[The input — start]

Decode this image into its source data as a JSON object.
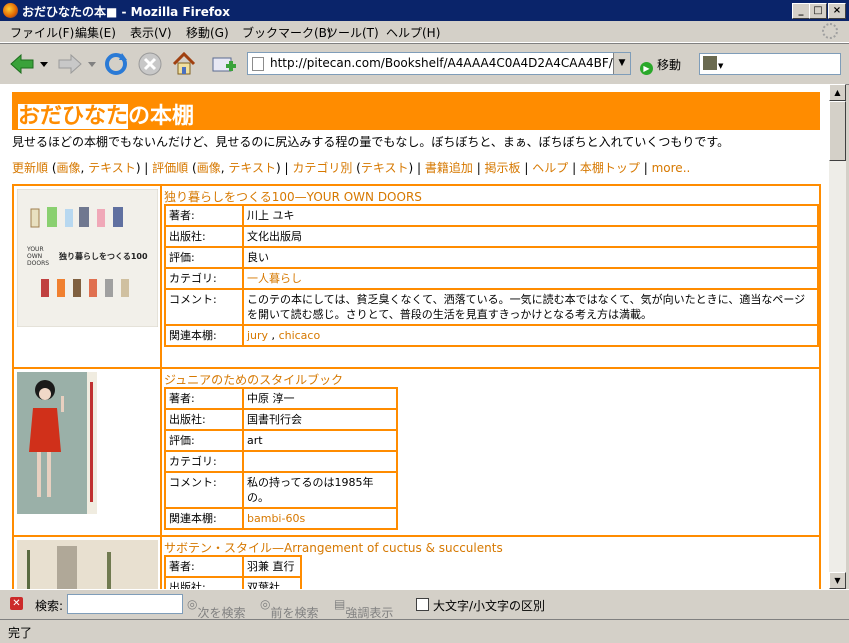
{
  "window": {
    "title": "おだひなたの本■ - Mozilla Firefox",
    "min": "_",
    "max": "□",
    "close": "×"
  },
  "menu": [
    "ファイル(F)",
    "編集(E)",
    "表示(V)",
    "移動(G)",
    "ブックマーク(B)",
    "ツール(T)",
    "ヘルプ(H)"
  ],
  "toolbar": {
    "url": "http://pitecan.com/Bookshelf/A4AAA4C0A4D2A4CAA4BF/",
    "go_label": "移動"
  },
  "page": {
    "title_hl": "おだひなた",
    "title_rest": "の本棚",
    "description": "見せるほどの本棚でもないんだけど、見せるのに尻込みする程の量でもなし。ぼちぼちと、まぁ、ぼちぼちと入れていくつもりです。",
    "nav": [
      {
        "text": "更新順",
        "link": true
      },
      {
        "text": " (",
        "link": false
      },
      {
        "text": "画像",
        "link": true
      },
      {
        "text": ", ",
        "link": false
      },
      {
        "text": "テキスト",
        "link": true
      },
      {
        "text": ") | ",
        "link": false
      },
      {
        "text": "評価順",
        "link": true
      },
      {
        "text": " (",
        "link": false
      },
      {
        "text": "画像",
        "link": true
      },
      {
        "text": ", ",
        "link": false
      },
      {
        "text": "テキスト",
        "link": true
      },
      {
        "text": ") | ",
        "link": false
      },
      {
        "text": "カテゴリ別",
        "link": true
      },
      {
        "text": " (",
        "link": false
      },
      {
        "text": "テキスト",
        "link": true
      },
      {
        "text": ") | ",
        "link": false
      },
      {
        "text": "書籍追加",
        "link": true
      },
      {
        "text": " | ",
        "link": false
      },
      {
        "text": "掲示板",
        "link": true
      },
      {
        "text": " | ",
        "link": false
      },
      {
        "text": "ヘルプ",
        "link": true
      },
      {
        "text": " | ",
        "link": false
      },
      {
        "text": "本棚トップ",
        "link": true
      },
      {
        "text": " | ",
        "link": false
      },
      {
        "text": "more..",
        "link": true
      }
    ]
  },
  "labels": {
    "author": "著者:",
    "publisher": "出版社:",
    "rating": "評価:",
    "category": "カテゴリ:",
    "comment": "コメント:",
    "related": "関連本棚:"
  },
  "books": [
    {
      "title": "独り暮らしをつくる100—YOUR OWN DOORS",
      "author": "川上 ユキ",
      "publisher": "文化出版局",
      "rating": "良い",
      "category": "一人暮らし",
      "comment": "このテの本にしては、貧乏臭くなくて、洒落ている。一気に読む本ではなくて、気が向いたときに、適当なページを開いて読む感じ。さりとて、普段の生活を見直すきっかけとなる考え方は満載。",
      "related": [
        "jury",
        "chicaco"
      ]
    },
    {
      "title": "ジュニアのためのスタイルブック",
      "author": "中原 淳一",
      "publisher": "国書刊行会",
      "rating": "art",
      "category": "",
      "comment": "私の持ってるのは1985年の。",
      "related": [
        "bambi-60s"
      ]
    },
    {
      "title": "サボテン・スタイル—Arrangement of cuctus & succulents",
      "author": "羽兼 直行",
      "publisher": "双葉社"
    }
  ],
  "cover1": {
    "line1": "YOUR",
    "line2": "OWN",
    "line3": "DOORS",
    "jp": "独り暮らしをつくる100"
  },
  "findbar": {
    "label": "検索:",
    "next": "次を検索",
    "prev": "前を検索",
    "highlight": "強調表示",
    "case": "大文字/小文字の区別"
  },
  "status": "完了"
}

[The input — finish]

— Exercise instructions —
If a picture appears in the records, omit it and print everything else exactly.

— Reply —
Decode this image into its source data as a JSON object.
{
  "window": {
    "title": "おだひなたの本■ - Mozilla Firefox",
    "min": "_",
    "max": "□",
    "close": "×"
  },
  "menu": [
    "ファイル(F)",
    "編集(E)",
    "表示(V)",
    "移動(G)",
    "ブックマーク(B)",
    "ツール(T)",
    "ヘルプ(H)"
  ],
  "toolbar": {
    "url": "http://pitecan.com/Bookshelf/A4AAA4C0A4D2A4CAA4BF/",
    "go_label": "移動"
  },
  "page": {
    "title_hl": "おだひなた",
    "title_rest": "の本棚",
    "description": "見せるほどの本棚でもないんだけど、見せるのに尻込みする程の量でもなし。ぼちぼちと、まぁ、ぼちぼちと入れていくつもりです。",
    "nav": [
      {
        "text": "更新順",
        "link": true
      },
      {
        "text": " (",
        "link": false
      },
      {
        "text": "画像",
        "link": true
      },
      {
        "text": ", ",
        "link": false
      },
      {
        "text": "テキスト",
        "link": true
      },
      {
        "text": ") | ",
        "link": false
      },
      {
        "text": "評価順",
        "link": true
      },
      {
        "text": " (",
        "link": false
      },
      {
        "text": "画像",
        "link": true
      },
      {
        "text": ", ",
        "link": false
      },
      {
        "text": "テキスト",
        "link": true
      },
      {
        "text": ") | ",
        "link": false
      },
      {
        "text": "カテゴリ別",
        "link": true
      },
      {
        "text": " (",
        "link": false
      },
      {
        "text": "テキスト",
        "link": true
      },
      {
        "text": ") | ",
        "link": false
      },
      {
        "text": "書籍追加",
        "link": true
      },
      {
        "text": " | ",
        "link": false
      },
      {
        "text": "掲示板",
        "link": true
      },
      {
        "text": " | ",
        "link": false
      },
      {
        "text": "ヘルプ",
        "link": true
      },
      {
        "text": " | ",
        "link": false
      },
      {
        "text": "本棚トップ",
        "link": true
      },
      {
        "text": " | ",
        "link": false
      },
      {
        "text": "more..",
        "link": true
      }
    ]
  },
  "labels": {
    "author": "著者:",
    "publisher": "出版社:",
    "rating": "評価:",
    "category": "カテゴリ:",
    "comment": "コメント:",
    "related": "関連本棚:"
  },
  "books": [
    {
      "title": "独り暮らしをつくる100—YOUR OWN DOORS",
      "author": "川上 ユキ",
      "publisher": "文化出版局",
      "rating": "良い",
      "category": "一人暮らし",
      "comment": "このテの本にしては、貧乏臭くなくて、洒落ている。一気に読む本ではなくて、気が向いたときに、適当なページを開いて読む感じ。さりとて、普段の生活を見直すきっかけとなる考え方は満載。",
      "related": [
        "jury",
        "chicaco"
      ]
    },
    {
      "title": "ジュニアのためのスタイルブック",
      "author": "中原 淳一",
      "publisher": "国書刊行会",
      "rating": "art",
      "category": "",
      "comment": "私の持ってるのは1985年の。",
      "related": [
        "bambi-60s"
      ]
    },
    {
      "title": "サボテン・スタイル—Arrangement of cuctus & succulents",
      "author": "羽兼 直行",
      "publisher": "双葉社"
    }
  ],
  "cover1": {
    "line1": "YOUR",
    "line2": "OWN",
    "line3": "DOORS",
    "jp": "独り暮らしをつくる100"
  },
  "findbar": {
    "label": "検索:",
    "next": "次を検索",
    "prev": "前を検索",
    "highlight": "強調表示",
    "case": "大文字/小文字の区別"
  },
  "status": "完了"
}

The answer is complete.